[Data provided Boundary: Start]
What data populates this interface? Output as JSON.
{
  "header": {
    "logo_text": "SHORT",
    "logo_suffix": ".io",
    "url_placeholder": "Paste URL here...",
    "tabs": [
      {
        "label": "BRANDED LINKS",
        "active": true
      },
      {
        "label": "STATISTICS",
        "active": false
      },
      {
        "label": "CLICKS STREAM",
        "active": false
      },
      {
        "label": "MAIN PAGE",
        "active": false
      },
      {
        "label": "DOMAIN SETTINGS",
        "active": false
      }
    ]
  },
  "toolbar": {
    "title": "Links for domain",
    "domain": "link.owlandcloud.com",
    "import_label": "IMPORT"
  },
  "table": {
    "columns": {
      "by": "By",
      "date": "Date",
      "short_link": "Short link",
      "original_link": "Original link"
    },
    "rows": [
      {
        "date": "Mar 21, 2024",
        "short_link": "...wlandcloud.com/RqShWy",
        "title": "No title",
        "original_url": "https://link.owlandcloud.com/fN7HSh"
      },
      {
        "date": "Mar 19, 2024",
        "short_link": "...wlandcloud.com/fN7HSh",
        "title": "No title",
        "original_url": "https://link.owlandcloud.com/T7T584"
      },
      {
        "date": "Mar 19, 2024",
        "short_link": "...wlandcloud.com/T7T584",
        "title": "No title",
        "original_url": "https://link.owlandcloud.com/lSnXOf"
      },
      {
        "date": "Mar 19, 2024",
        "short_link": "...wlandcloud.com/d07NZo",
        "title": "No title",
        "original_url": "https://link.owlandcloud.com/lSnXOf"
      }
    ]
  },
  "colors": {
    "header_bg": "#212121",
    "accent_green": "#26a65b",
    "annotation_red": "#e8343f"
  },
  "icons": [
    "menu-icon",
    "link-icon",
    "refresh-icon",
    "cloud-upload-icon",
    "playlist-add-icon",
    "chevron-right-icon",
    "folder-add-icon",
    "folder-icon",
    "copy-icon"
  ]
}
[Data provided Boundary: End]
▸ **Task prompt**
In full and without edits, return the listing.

▸ **Finished task**
What data populates this interface? Output as JSON.
{
  "header": {
    "logo_text": "SHORT",
    "logo_suffix": ".io",
    "url_placeholder": "Paste URL here...",
    "tabs": [
      {
        "label": "BRANDED LINKS",
        "active": true
      },
      {
        "label": "STATISTICS",
        "active": false
      },
      {
        "label": "CLICKS STREAM",
        "active": false
      },
      {
        "label": "MAIN PAGE",
        "active": false
      },
      {
        "label": "DOMAIN SETTINGS",
        "active": false
      }
    ]
  },
  "toolbar": {
    "title": "Links for domain",
    "domain": "link.owlandcloud.com",
    "import_label": "IMPORT"
  },
  "table": {
    "columns": {
      "by": "By",
      "date": "Date",
      "short_link": "Short link",
      "original_link": "Original link"
    },
    "rows": [
      {
        "date": "Mar 21, 2024",
        "short_link": "...wlandcloud.com/RqShWy",
        "title": "No title",
        "original_url": "https://link.owlandcloud.com/fN7HSh"
      },
      {
        "date": "Mar 19, 2024",
        "short_link": "...wlandcloud.com/fN7HSh",
        "title": "No title",
        "original_url": "https://link.owlandcloud.com/T7T584"
      },
      {
        "date": "Mar 19, 2024",
        "short_link": "...wlandcloud.com/T7T584",
        "title": "No title",
        "original_url": "https://link.owlandcloud.com/lSnXOf"
      },
      {
        "date": "Mar 19, 2024",
        "short_link": "...wlandcloud.com/d07NZo",
        "title": "No title",
        "original_url": "https://link.owlandcloud.com/lSnXOf"
      }
    ]
  },
  "colors": {
    "header_bg": "#212121",
    "accent_green": "#26a65b",
    "annotation_red": "#e8343f"
  },
  "icons": [
    "menu-icon",
    "link-icon",
    "refresh-icon",
    "cloud-upload-icon",
    "playlist-add-icon",
    "chevron-right-icon",
    "folder-add-icon",
    "folder-icon",
    "copy-icon"
  ]
}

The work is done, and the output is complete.